Sunday, March 24, 2013

New Take on the "Old" Bible

Christianity doesn't teach Jesus’ message, according to Dr. Rocco Errico, an ordained minister, international lecturer and author, spiritual counselor, and one of the nation's leading Biblical scholars working from the original Aramaic Peshitta texts. Dr. Errico speaks of well-intentioned ministers who teach what they were taught. 

Unfortunately, it's incorrect. 

No, Dr. Errico is not saying that the ministers are bad students. They just received bad information. 

To understand Jesus’ message, you have to understand Jesus’ language, Aramaic.
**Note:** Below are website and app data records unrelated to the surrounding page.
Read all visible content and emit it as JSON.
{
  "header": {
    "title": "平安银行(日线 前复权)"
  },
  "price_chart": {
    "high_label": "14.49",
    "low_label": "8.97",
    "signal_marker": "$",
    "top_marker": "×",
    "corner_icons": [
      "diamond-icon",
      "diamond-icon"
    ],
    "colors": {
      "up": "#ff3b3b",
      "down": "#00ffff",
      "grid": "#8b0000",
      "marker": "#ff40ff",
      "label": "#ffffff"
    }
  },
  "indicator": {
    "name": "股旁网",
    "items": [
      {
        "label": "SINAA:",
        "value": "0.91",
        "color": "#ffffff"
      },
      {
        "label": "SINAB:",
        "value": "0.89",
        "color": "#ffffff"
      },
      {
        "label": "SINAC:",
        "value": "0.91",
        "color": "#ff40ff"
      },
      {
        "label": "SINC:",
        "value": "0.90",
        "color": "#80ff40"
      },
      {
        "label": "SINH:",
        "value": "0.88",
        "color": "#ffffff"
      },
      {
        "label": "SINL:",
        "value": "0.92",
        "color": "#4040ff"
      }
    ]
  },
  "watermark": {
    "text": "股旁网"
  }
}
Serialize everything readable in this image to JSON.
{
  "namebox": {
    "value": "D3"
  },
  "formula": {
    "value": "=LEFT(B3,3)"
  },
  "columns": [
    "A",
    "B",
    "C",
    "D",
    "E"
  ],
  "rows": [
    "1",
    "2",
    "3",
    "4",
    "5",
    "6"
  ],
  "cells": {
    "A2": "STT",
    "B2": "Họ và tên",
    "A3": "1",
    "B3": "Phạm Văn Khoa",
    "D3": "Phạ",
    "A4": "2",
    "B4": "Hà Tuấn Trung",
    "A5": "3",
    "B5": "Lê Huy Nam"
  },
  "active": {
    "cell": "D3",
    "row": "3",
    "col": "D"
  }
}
Dr. Errico, a devoted Aramaic scholar and founder and president of the Noohra Foundation at http://www.noohra.com reads the Bible in Jesus’ own language to capture the nuances of the idiomatic phrases. For example, he said, "If someone tells an Arab, 'Get it straight from the horse's mouth' -- they'll have no idea what you're talking about. They'll think something is wrong with the horse." 

Jesus spoke in idioms that were in current usage in ancient Middle East. And in a language that wasn't always translated perfectly. 

Dr. Errico explains the Lord's Prayer as an example. "First," he said, "Jesus had no idea that we were going to institutionalize this prayer. This was his suggestion of how to get started." 

Dr. Errico pointed out that discrepancies exist even in the first line: Our Father who art in heaven. "'Our Father' in the Middle East is a genderless term of endearment equating to 'beloved.' Fathers call children 'Father.' Mothers call sisters 'Father.' Sons call mothers 'Father.' It has nothing to do with parentage or gender. When Jesus said 'Our Father.' it was the same as saying 'O Beloved.'" 

What about "Who art in Heaven?" In Aramaic, the word that was translated as "Heaven" actually means: everywhere, universal, omnipresent. So, once again, Jesus has been misinterpreted, Dr. Errico says, and actually said, "O Beloved which is everywhere..." 

Think about it. If God is anything, he is everywhere. The Baptists, Catholics, Jews, Muslims or New Thought believers have no ownership of the Spirit. 

Dr. Errico spends much of his talks discussing the impact of that short phrase that opens our most popular prayer. WE have a lot to learn about the real teachings of Jesus and that can only be understood reading the words in his own language. 

And if we understood them as he used them, "the world would be a much better place," Dr. Errico says.